Egerton Gardens Mews is a through road between Egerton Gardens and Yeoman’s Row in the Royal Borough of Kensington and Chelsea. Egerton Gardens Mews contains 20 properties, used for residential and commercial purposes.
During World War II, the Aggregate Night Time Bomb Census recorded a high explosive bomb falling onto Egerton Gardens next to the Mews. In the past, the area was noted as having comfortable living conditions and normal household earnings for the time when the London Poverty Maps were first published.
The Mews is part of Kensington’s ‘Thurloe Estate/ Smith’s Charity’ Conservation Area. One of Kensington’s largest and first to be designated Conservation Areas, it contains Late Georgian Terraces and Victorian Terraces; most of which were built between 1840 and 1880.
The one, two and four+ storey properties have plain or painted brickwork facades with a variety of mansard, gable and pitched roof styles, surrounded by a tarmacadam road surface and raised or flush pavements. There are columns either side of the entrance and tables and chairs present in the Mews outside of a restaurant.
Originally used as the coach house/ stable accommodation for the main houses on Brompton Road, the purpose of the Mews properties is now a mixture of residential and commercial.
Before and since 2003 there have been a few planning applications made for alterations to the properties within the Mews; most notably garage conversions to additional residential accommodation and alterations to the fenestration of the properties.

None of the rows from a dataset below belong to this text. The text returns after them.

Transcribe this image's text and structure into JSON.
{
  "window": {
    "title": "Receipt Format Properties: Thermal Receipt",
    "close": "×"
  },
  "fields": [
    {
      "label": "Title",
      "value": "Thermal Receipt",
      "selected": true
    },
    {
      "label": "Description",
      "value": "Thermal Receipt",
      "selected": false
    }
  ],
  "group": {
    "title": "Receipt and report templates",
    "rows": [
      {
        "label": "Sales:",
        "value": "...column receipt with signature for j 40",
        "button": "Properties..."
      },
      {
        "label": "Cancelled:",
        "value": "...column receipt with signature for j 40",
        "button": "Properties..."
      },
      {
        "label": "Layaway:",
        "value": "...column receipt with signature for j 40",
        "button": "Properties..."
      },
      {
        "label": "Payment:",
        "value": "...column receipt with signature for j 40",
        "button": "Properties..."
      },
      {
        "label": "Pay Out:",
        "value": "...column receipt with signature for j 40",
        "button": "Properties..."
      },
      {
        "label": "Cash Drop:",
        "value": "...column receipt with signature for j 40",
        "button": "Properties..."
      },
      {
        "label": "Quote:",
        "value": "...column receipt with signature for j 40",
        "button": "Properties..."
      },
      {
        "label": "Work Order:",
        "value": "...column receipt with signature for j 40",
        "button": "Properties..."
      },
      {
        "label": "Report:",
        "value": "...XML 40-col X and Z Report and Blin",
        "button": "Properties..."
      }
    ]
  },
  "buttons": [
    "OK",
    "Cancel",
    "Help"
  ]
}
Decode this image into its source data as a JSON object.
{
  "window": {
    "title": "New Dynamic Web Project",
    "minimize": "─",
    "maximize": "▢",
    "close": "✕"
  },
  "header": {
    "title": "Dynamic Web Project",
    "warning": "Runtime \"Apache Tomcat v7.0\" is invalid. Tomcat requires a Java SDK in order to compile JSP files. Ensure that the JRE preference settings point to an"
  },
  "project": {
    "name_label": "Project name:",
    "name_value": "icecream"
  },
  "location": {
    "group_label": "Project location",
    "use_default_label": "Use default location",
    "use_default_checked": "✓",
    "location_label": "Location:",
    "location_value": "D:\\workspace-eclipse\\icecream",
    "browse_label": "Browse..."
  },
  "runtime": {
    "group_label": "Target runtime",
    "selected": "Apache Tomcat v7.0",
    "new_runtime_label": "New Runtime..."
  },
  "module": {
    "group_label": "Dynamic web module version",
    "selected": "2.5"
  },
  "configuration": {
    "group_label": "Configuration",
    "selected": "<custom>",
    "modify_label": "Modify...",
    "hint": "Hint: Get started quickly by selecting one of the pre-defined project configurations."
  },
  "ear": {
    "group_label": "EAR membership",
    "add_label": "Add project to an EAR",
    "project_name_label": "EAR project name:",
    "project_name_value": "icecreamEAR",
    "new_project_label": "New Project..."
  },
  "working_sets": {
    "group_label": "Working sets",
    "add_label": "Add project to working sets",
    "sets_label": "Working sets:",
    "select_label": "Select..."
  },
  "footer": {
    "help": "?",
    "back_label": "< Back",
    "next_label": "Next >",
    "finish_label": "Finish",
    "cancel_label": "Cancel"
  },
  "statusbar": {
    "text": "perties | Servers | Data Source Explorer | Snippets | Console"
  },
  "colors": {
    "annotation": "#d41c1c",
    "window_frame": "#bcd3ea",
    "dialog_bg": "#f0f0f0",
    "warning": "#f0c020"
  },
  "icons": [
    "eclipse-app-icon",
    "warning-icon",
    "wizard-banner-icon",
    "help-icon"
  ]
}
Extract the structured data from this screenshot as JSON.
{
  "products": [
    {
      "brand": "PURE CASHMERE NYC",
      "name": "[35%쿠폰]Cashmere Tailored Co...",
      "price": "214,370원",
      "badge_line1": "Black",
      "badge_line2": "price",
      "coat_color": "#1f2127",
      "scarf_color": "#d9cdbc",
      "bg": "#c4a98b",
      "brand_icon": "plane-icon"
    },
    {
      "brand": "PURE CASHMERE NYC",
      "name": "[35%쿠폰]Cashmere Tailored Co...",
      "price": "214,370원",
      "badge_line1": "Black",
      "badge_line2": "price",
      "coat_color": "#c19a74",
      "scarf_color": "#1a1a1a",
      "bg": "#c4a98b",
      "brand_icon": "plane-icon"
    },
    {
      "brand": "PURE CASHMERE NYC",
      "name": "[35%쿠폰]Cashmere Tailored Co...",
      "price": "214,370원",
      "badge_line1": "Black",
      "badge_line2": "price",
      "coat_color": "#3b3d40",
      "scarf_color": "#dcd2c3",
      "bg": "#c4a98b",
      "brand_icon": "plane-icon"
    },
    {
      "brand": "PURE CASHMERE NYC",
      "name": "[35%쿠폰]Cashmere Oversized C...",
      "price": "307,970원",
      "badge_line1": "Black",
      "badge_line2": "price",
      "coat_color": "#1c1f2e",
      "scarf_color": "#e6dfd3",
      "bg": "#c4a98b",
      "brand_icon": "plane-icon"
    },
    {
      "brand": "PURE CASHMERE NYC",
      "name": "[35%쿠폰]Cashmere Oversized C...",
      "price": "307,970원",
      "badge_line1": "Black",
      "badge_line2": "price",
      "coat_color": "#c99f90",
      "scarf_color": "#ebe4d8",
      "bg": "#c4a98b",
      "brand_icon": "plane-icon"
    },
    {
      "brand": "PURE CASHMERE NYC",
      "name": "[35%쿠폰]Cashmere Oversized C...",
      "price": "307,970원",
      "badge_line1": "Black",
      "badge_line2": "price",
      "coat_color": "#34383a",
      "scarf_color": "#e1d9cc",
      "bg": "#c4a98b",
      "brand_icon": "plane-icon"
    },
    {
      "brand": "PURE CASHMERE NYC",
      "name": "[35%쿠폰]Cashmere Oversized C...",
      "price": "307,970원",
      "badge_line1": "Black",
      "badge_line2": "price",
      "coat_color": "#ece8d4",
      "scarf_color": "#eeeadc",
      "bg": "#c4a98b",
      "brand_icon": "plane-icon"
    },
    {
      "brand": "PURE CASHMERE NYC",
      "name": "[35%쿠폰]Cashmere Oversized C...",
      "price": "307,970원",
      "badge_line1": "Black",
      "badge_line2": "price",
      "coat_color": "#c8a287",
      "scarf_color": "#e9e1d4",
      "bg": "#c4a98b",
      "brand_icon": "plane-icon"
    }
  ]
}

Conservation Area controls apply to any new development in the Mews